There are two main types of opening that could compromise the integrity of a fire resistant structure: openings for pipes (10.5); and ventilation ducts, flues, etc. (10.9). At 10.17, additional provisions in respect of fire-stopping are detailed as follows:

  1. joints between fire-separating elements should be fire-stopped;
  2. all openings for pipes, ducts, conduits or cables to pass through any part of a fire-separating element should be:
  1. a) kept as few in number as possible; and
  2. b) kept as small as practicable; and
  3. c) fire-stopped (which, in the case of a pipe or duct, should allow thermal  movement).

Every service that is installed in a building, such as water pipes, electrical sockets, cable trunking and lighting units, can compromise the fire resistance of a room by creating openings in its walls, floor and ceiling. The role of PFP is to seal the gaps these penetrations create should the worst happen and fire break out. All products designed to fulfil this criteria are fire rated, i.e. certified to resist fire for a specified length of time, which can be anything from 30 minutes to 4 hours. They all include an intumescent material, which remains dormant, or passive, during normal conditions but swells to many times its original size when exposed to the heat of a blaze.

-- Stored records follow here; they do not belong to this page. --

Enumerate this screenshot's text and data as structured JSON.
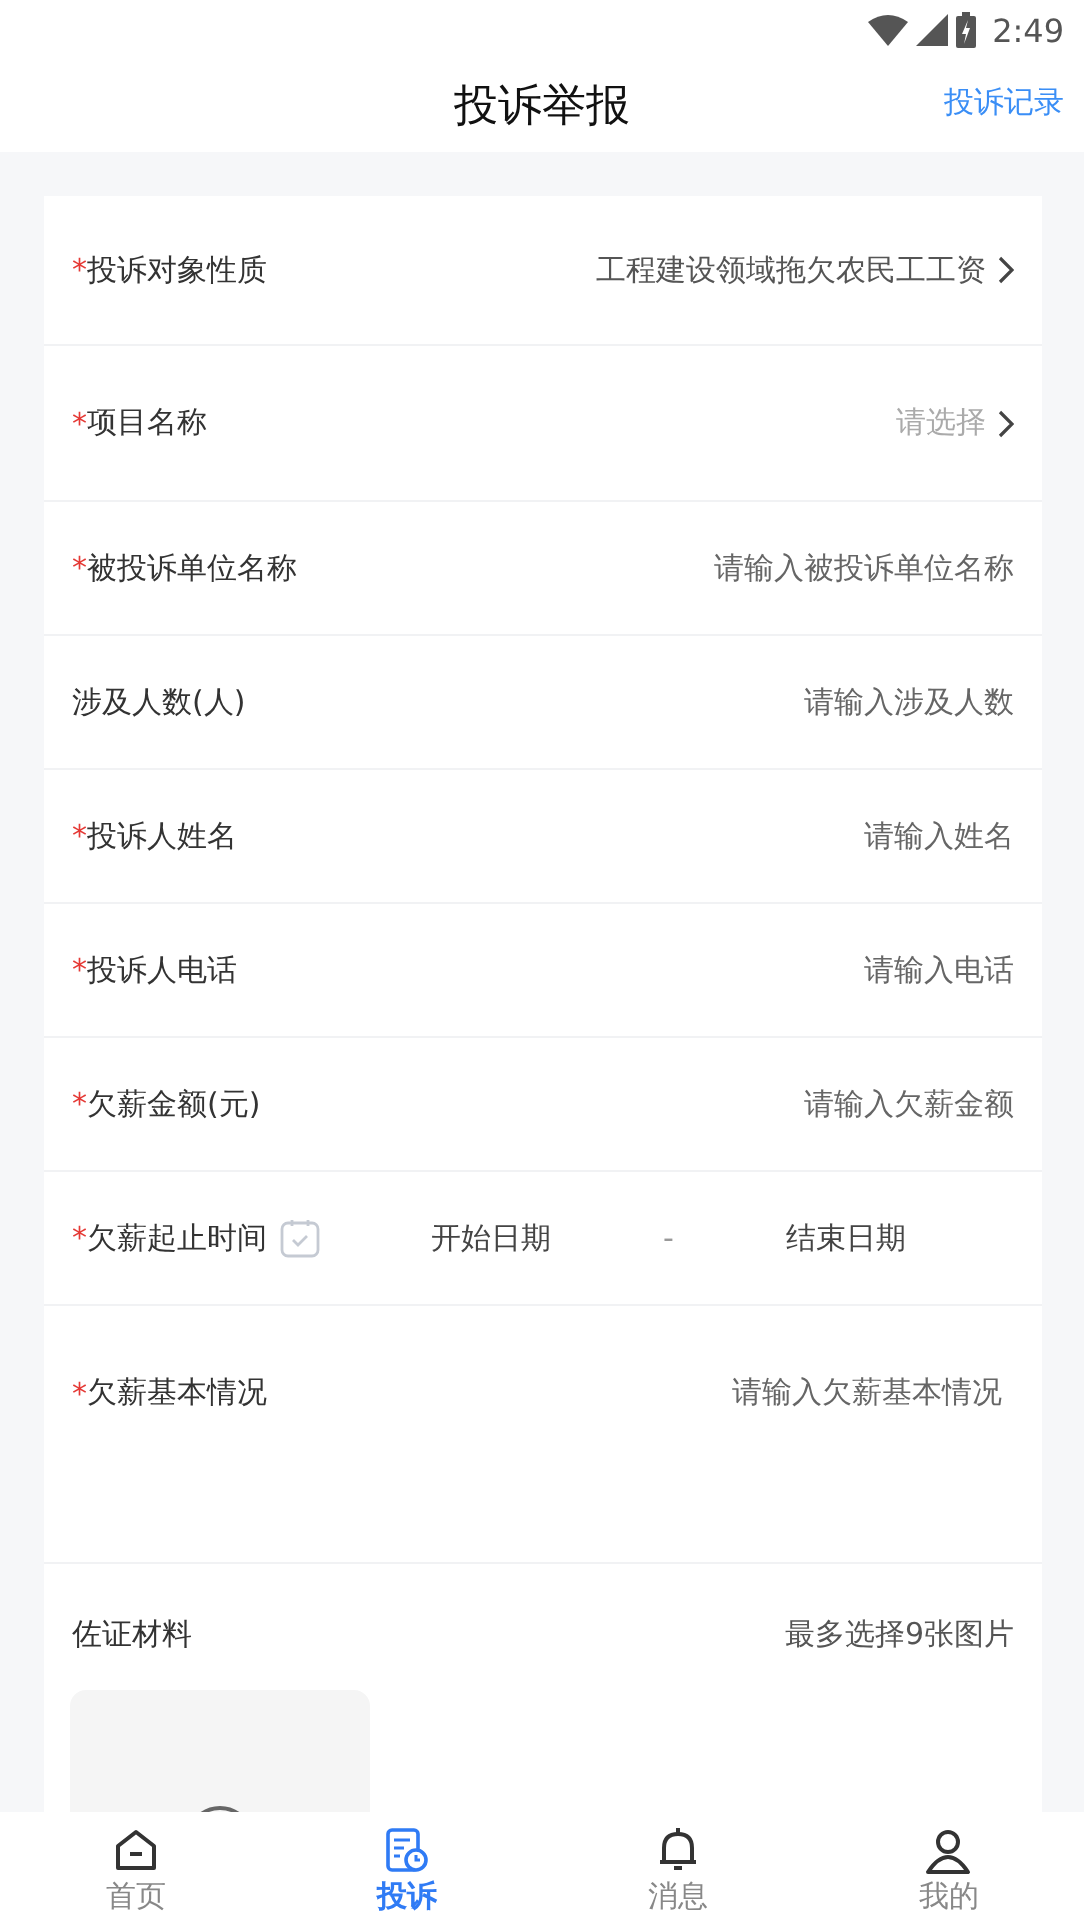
{
  "status_bar": {
    "time": "2:49"
  },
  "header": {
    "title": "投诉举报",
    "action": "投诉记录"
  },
  "form": {
    "fields": [
      {
        "kind": "select",
        "mark": "*",
        "label": "投诉对象性质",
        "value": "工程建设领域拖欠农民工工资"
      },
      {
        "kind": "select",
        "mark": "*",
        "label": "项目名称",
        "placeholder": "请选择"
      },
      {
        "kind": "input",
        "mark": "*",
        "label": "被投诉单位名称",
        "placeholder": "请输入被投诉单位名称"
      },
      {
        "kind": "input",
        "label": "涉及人数(人)",
        "placeholder": "请输入涉及人数"
      },
      {
        "kind": "input",
        "mark": "*",
        "label": "投诉人姓名",
        "placeholder": "请输入姓名"
      },
      {
        "kind": "input",
        "mark": "*",
        "label": "投诉人电话",
        "placeholder": "请输入电话"
      },
      {
        "kind": "input",
        "mark": "*",
        "label": "欠薪金额(元)",
        "placeholder": "请输入欠薪金额"
      },
      {
        "kind": "date",
        "mark": "*",
        "label": "欠薪起止时间",
        "start": "开始日期",
        "separator": "-",
        "end": "结束日期"
      },
      {
        "kind": "textarea",
        "mark": "*",
        "label": "欠薪基本情况",
        "placeholder": "请输入欠薪基本情况"
      }
    ]
  },
  "evidence": {
    "label": "佐证材料",
    "hint": "最多选择9张图片"
  },
  "tabs": [
    {
      "kind": "home",
      "label": "首页",
      "selected": false
    },
    {
      "kind": "complaint",
      "label": "投诉",
      "selected": true
    },
    {
      "kind": "message",
      "label": "消息",
      "selected": false
    },
    {
      "kind": "profile",
      "label": "我的",
      "selected": false
    }
  ]
}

Examples of PFP

Fire doors, whose purpose is to contain a fire / protect a designated fire escape route, should be fitted with intumescent fire and smoke seals, either around the edges of the door leaf or the frame. These seals are an integral part of a fire door structure and ensure that, not only is the spread of fire prevented, but also and more importantly the ingress of cold smoke in the early stages of a fire. Smoke is known as the silent killer as it can overwhelm the occupants of an enclosed area long before the heat and flames of a fire are sensed.

The hot gases of a blaze can also move swiftly around a building, undetected at first, for example through air conditioning ducts. Intumescent air transfer grilles, which are typically 30 or 60 minute fire rated, allow air to circulate freely around a building under normal conditions, but the intumescent material swells and creates a barrier to restrict the passage of hot gases in a fire situation. They are suitable for use with both fire rated doors and compartment walls.

Intumescent pipe wraps and collars are designed for use on plastic pipes that pass through masonry floors and walls; the intumescent material expands inwards in a fire situation to squeeze the collapsing pipe until the opening is completely sealed.

Intumescent downlighter covers and fire hoods / canopies for recessed light fittings prevent fire from penetrating the ceiling void and thus preserve the fire resistant integrity of the ceiling; they are typically 30 or 60 minutes fire rated.

Electrical sockets in walls and skirting boards are another vulnerable point in a fire rated compartment; intumescent socket box inserts / covers expand to fill the electrical box in a fire, preventing the spread of flames, smoke and hot gases.